"There are eight different levels and hundreds of different skaters," DeMeester said. "Girls were cheering for their old teams, and little girls were cheering for the colleges they liked. We handed out our tattoos to little 7-year-old girls — they're already thinking about college."

At this competition, the MSU synchronized skating team placed second out of three collegiate contenders. In two weeks, they'll travel to Colorado Springs, Colo., for the national championship to compete against 12 college teams for the ultimate national honor.

Though the actual competition isn't until Feb. 24, the team is arriving early to adjust to the elevation change — the city is 6,000 feet above sea level — as this can negatively affect their breathing at first.

The hours before the competition will be spent resting, mentally visualizing the routine, putting pounds of makeup on their faces and spraying gobs of hairspray in their tightly pinned locks, which are complemented with matching headbands. The entire makeup-application process takes about an hour and a half, as they wear six different eye shadows, along with bright red lipstick, blush and foundation, for starters.
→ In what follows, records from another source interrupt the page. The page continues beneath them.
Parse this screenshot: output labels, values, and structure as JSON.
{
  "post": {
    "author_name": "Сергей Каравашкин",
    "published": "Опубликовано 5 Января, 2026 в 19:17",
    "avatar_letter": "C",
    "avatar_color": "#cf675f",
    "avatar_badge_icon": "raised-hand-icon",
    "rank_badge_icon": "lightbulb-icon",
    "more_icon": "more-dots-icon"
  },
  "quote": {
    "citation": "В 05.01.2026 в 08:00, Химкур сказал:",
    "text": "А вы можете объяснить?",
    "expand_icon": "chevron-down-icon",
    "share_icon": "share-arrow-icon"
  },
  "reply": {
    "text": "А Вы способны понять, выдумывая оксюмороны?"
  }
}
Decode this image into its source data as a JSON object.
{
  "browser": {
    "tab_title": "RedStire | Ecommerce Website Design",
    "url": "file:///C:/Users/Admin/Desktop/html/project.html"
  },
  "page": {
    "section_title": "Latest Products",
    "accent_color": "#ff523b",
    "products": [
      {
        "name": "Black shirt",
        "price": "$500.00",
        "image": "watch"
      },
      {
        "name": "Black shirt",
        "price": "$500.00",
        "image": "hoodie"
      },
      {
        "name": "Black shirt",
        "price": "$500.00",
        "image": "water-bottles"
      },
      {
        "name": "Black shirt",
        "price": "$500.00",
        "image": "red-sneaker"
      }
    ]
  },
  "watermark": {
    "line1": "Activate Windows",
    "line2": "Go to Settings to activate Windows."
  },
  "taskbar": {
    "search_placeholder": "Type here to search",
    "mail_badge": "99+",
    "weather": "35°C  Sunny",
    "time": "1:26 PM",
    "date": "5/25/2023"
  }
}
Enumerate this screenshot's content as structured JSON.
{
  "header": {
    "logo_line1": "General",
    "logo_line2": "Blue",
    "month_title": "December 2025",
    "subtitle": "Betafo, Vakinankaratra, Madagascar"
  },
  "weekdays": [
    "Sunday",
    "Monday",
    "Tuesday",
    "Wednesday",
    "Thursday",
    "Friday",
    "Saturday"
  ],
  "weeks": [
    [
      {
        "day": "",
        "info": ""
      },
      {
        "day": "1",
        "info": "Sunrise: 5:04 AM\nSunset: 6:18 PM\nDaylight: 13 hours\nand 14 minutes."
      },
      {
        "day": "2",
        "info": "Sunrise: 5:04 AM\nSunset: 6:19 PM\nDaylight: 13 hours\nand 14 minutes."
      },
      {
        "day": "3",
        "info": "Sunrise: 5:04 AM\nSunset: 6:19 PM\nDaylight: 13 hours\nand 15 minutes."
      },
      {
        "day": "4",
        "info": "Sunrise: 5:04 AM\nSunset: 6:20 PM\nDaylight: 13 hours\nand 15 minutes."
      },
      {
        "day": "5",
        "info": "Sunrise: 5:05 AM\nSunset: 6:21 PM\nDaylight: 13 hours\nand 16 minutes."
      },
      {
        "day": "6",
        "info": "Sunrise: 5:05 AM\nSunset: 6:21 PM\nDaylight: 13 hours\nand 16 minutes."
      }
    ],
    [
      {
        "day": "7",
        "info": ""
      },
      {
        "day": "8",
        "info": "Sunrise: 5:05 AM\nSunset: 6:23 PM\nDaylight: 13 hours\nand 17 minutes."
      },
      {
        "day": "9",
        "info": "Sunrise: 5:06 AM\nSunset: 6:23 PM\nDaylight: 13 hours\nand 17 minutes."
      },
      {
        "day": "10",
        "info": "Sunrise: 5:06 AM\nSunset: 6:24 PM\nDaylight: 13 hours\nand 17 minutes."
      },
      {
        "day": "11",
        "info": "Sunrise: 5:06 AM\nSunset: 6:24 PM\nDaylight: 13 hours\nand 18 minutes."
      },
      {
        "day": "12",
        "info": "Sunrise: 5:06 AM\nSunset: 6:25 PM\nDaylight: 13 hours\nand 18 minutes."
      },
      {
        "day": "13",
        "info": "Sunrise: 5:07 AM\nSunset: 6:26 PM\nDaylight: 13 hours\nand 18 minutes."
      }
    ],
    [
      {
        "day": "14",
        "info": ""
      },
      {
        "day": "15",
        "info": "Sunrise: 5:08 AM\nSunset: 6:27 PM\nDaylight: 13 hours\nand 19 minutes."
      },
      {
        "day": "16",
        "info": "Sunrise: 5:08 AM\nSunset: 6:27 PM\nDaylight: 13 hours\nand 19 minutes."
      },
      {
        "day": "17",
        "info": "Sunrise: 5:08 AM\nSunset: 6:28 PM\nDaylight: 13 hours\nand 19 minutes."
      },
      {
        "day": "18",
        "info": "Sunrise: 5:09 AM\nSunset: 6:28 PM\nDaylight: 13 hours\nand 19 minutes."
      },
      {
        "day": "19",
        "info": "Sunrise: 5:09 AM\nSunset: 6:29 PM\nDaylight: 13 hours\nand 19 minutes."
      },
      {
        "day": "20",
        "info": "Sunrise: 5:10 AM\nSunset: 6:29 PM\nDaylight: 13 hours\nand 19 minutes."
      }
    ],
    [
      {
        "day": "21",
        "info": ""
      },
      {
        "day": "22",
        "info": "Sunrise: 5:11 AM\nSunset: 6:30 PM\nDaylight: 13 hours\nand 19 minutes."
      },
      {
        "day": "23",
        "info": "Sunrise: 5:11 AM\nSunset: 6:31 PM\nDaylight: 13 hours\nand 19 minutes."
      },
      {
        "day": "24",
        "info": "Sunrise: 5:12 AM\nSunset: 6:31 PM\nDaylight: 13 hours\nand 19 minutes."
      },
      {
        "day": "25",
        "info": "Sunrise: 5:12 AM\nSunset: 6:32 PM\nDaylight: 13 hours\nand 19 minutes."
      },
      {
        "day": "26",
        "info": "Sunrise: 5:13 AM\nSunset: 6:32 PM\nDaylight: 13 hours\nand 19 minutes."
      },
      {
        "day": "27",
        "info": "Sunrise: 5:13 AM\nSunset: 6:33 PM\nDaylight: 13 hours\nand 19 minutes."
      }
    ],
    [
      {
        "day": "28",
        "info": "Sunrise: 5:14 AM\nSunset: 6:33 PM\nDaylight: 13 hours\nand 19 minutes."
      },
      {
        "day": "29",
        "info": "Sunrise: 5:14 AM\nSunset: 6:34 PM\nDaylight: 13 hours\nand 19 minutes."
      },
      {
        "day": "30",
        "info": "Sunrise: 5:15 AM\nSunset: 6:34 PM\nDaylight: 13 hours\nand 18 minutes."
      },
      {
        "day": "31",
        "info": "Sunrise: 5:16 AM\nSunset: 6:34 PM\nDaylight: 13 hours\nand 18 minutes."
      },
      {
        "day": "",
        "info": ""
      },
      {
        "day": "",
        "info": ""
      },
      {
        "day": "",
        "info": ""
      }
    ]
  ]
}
Right before they skate onto the ice, team members perform a good luck ritual.

"We stand in a circle and do a hand squeeze," DeMeester said. "Once that's done, we always sing the fight song before we get on the ice."

This year, the club's theme is "The Dukes of Hazzard." Team members are skating to four and a half minutes of a country medley, while being decked-out in one-piece costumes of coral pink and royal blue halter tops embellished with a band of silver stars and delicate, knee-length, flowing blue skirts.

Although coach Erin Bridge ultimately picks the costume and songs, club officials collaborate with her during the process.

"The costumes are kind of a spin off the Daisy Duke CD cover," said Vice President Michelle Manery, a kinesiology junior. "The costume puts the whole package together. It impacts the girls because if they don't feel confident, it could impact their performance."

The current trend in costumes is wearing form-fitting tops with sleek, longer skirts that give the illusion of speed and movement, Culver said. When she first began skating, however, big, puffy sleeves with layered chiffon skirts were all the rage — which may or may not have had something to do with the outrageous '80s fashion trends.

Choosing the performance song also is an important decision, Bridge said, as they must be tunes that enthuse both the skaters and coach. The level of enthusiasm the melodies inspire will affect their ratings.

When her team isn't competing, Bridge judges as well, which helps when making song and choreography decisions as a coach.

"I looked for something that was upbeat that the team would get into and enjoy," she said. "I picked country this year because I thought it would be something I would enjoy choreographing. Because I enjoy it, I can get the team to enjoy it."

Elizabeth Swanson can be reached at

Comments powered by Disqus

Please note All comments are eligible for publication in The State News.